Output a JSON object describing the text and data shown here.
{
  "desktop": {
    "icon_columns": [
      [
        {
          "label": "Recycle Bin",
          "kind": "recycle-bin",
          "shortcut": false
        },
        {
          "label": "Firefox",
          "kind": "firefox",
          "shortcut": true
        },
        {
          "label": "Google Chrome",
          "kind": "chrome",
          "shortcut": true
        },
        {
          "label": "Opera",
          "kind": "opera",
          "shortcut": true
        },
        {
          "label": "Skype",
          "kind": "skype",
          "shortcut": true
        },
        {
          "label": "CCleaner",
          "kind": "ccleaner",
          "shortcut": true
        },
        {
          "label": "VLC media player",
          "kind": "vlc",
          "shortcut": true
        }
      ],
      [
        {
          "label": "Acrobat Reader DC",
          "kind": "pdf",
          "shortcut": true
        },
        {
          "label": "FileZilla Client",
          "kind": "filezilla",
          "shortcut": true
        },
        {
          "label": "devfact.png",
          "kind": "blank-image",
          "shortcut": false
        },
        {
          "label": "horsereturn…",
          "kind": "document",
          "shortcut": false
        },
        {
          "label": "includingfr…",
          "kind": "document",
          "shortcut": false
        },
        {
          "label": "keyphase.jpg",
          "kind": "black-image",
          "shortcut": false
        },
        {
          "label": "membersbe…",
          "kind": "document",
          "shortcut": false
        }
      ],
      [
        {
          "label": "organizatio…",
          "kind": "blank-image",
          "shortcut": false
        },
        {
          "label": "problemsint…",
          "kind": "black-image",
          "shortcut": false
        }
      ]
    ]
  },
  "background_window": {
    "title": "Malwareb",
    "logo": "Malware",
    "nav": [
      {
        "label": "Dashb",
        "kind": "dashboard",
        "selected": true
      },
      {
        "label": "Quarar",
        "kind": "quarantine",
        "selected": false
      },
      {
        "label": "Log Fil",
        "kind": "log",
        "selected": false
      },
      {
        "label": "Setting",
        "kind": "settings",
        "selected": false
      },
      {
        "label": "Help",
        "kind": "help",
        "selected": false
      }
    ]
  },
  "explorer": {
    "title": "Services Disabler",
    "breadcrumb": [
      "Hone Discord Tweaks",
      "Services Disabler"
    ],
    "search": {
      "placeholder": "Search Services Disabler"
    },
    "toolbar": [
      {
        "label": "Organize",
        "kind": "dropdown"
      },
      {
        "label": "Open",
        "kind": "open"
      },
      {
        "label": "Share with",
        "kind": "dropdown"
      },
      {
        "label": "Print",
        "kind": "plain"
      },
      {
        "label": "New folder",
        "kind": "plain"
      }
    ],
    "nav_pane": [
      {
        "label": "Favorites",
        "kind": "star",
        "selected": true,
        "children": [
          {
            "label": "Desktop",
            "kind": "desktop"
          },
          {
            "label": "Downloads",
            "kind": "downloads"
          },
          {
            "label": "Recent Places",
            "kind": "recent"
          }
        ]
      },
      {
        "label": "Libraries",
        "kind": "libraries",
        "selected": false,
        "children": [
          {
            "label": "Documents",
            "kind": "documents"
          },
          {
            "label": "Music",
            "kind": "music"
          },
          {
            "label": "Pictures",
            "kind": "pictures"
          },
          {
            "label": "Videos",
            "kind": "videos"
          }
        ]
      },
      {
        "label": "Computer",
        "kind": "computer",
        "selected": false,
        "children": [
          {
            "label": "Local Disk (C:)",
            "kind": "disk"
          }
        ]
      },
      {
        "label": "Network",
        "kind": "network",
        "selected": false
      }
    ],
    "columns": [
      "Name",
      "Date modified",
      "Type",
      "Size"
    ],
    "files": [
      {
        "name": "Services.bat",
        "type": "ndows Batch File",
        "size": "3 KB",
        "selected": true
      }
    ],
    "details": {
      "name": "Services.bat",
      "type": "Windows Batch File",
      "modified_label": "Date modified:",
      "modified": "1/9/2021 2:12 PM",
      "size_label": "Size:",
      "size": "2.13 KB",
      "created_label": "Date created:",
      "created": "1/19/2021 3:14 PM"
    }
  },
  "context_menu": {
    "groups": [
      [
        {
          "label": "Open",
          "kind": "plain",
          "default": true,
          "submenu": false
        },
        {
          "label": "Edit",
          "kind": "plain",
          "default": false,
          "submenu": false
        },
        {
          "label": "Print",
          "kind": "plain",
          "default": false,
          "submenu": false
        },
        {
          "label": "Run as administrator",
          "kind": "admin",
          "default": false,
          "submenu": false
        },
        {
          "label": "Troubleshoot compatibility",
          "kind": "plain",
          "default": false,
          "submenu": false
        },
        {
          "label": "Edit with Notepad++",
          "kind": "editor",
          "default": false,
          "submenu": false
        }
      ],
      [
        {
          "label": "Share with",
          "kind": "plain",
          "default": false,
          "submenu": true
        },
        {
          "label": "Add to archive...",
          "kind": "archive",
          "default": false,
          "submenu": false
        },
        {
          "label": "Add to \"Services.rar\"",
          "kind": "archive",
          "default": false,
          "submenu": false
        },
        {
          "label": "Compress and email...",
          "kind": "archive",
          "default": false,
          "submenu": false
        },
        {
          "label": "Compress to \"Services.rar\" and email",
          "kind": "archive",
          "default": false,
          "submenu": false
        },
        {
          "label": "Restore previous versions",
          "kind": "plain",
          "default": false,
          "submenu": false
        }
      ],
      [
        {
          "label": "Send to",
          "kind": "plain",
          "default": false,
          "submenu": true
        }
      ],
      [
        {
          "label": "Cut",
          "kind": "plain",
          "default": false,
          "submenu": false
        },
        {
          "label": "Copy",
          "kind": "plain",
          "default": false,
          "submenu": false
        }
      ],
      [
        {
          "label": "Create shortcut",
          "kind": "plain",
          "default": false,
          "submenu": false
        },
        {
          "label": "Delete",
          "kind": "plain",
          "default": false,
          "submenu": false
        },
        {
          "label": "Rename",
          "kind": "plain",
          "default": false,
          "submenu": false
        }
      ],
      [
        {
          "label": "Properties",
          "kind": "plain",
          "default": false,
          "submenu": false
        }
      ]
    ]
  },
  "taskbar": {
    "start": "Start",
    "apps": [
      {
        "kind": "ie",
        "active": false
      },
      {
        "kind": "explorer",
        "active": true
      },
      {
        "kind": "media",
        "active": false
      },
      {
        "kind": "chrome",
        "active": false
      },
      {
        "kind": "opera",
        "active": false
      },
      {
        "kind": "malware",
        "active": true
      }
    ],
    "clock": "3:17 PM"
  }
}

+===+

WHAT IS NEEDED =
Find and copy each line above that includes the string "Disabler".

FINAL ANSWER =
    "title": "Services Disabler",
      "Services Disabler"
      "placeholder": "Search Services Disabler"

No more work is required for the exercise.